Projected End Date: 12/31/2014
Region: Southern
State: Florida
Principal Investigator:
Dr. Xin Zhao
University of Florida

Annual Reports


  • Fruits: melons


  • Farm Business Management: budgets/cost and returns
  • Pest Management: cultural control
  • Production Systems: general crop production


    This multidisciplinary project was focused on integrating the grafting technology into specialty melon production for disease management and yield improvement. Different grafting methods were evaluated and a new method for cucurbit rootstock treatment was developed to enhance grafting efficiency. Rootstocks were screened and tested for effective control of Fusarium wilt in grafted specialty melon production. The Cucumis metulifer rootstocks with good graft compatibility were also identified for successfully managing root-knot nematodes in specialty melons. Significant rootstock-scion interaction effects on specialty melon fruit quality were observed. Given the high cost of grafted transplants, economic feasibility of grafted melon production needs to be determined based on site-specific conditions. 

    Project objectives:

    Objective 1. Identify effective rootstocks for managing Fusarium wilt and root-knot nematodes in grafted specialty melon production in the Southeastern US.

    Objective 2. Examine new grafting methods to reduce labor and increase production efficiency. 

    Objective 3. Assess the growth promotion, yield increase, and fruit quality in grafted melon production beyond disease resistance. 

    Objective 4. Analyze the economic costs and returns of field production of grafted melon. 

    Objective 5. Develop education and outreach programs on integrated use of grafting in sustainable production of specialty melon.

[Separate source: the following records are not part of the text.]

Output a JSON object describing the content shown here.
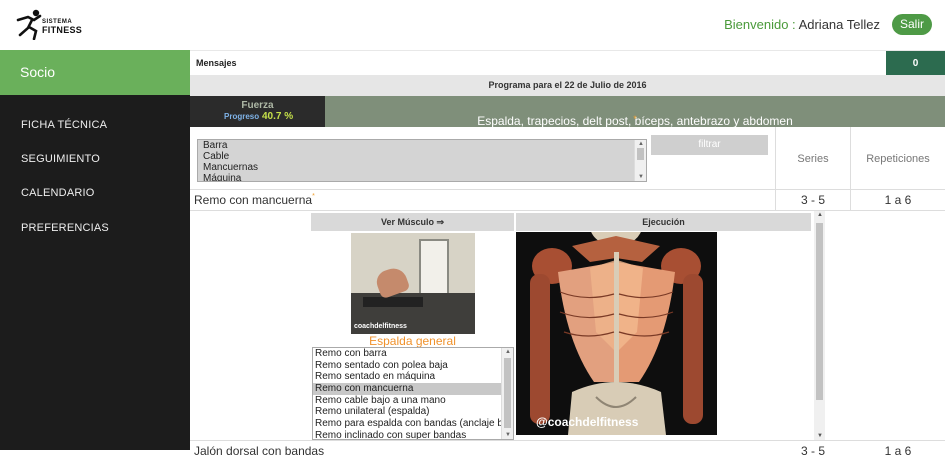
{
  "header": {
    "welcome_label": "Bienvenido :",
    "user_name": "Adriana Tellez",
    "logout_label": "Salir"
  },
  "logo": {
    "line1": "SISTEMA",
    "line2": "FITNESS"
  },
  "sidebar": {
    "title": "Socio",
    "items": [
      {
        "label": "FICHA TÉCNICA"
      },
      {
        "label": "SEGUIMIENTO"
      },
      {
        "label": "CALENDARIO"
      },
      {
        "label": "PREFERENCIAS"
      }
    ]
  },
  "messages": {
    "label": "Mensajes",
    "count": "0"
  },
  "program": {
    "title": "Programa para el 22 de Julio de 2016"
  },
  "phase": {
    "name": "Fuerza",
    "progress_label": "Progreso",
    "progress_value": "40.7 %"
  },
  "muscles": {
    "label": "Espalda, trapecios, delt post, bíceps, antebrazo y abdomen",
    "marker": "*"
  },
  "filter": {
    "options": [
      "Barra",
      "Cable",
      "Mancuernas",
      "Máquina"
    ],
    "button_label": "filtrar"
  },
  "columns": {
    "series": "Series",
    "repetitions": "Repeticiones"
  },
  "exercise": {
    "name": "Remo con mancuerna",
    "marker": "*",
    "series": "3 - 5",
    "repetitions": "1 a 6",
    "tabs": {
      "muscle": "Ver Músculo ⇒",
      "execution": "Ejecución"
    },
    "thumb_caption": "coachdelfitness",
    "group": "Espalda general",
    "alternatives": [
      "Remo con barra",
      "Remo sentado con polea baja",
      "Remo sentado en máquina",
      "Remo con mancuerna",
      "Remo cable bajo a una mano",
      "Remo unilateral (espalda)",
      "Remo para espalda con bandas (anclaje bajo)",
      "Remo inclinado con super bandas"
    ],
    "selected_alternative": "Remo con mancuerna",
    "image_caption": "@coachdelfitness"
  },
  "next_exercise": {
    "name": "Jalón dorsal con bandas",
    "series": "3 - 5",
    "repetitions": "1 a 6"
  },
  "colors": {
    "accent_green": "#6ab05b",
    "dark_sidebar": "#1c1c1c",
    "muscle_bar": "#7f8f7a",
    "orange": "#f0922c"
  }
}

    Any opinions, findings, conclusions, or recommendations expressed in this publication are those of the author(s) and do not necessarily reflect the view of the U.S. Department of Agriculture or SARE.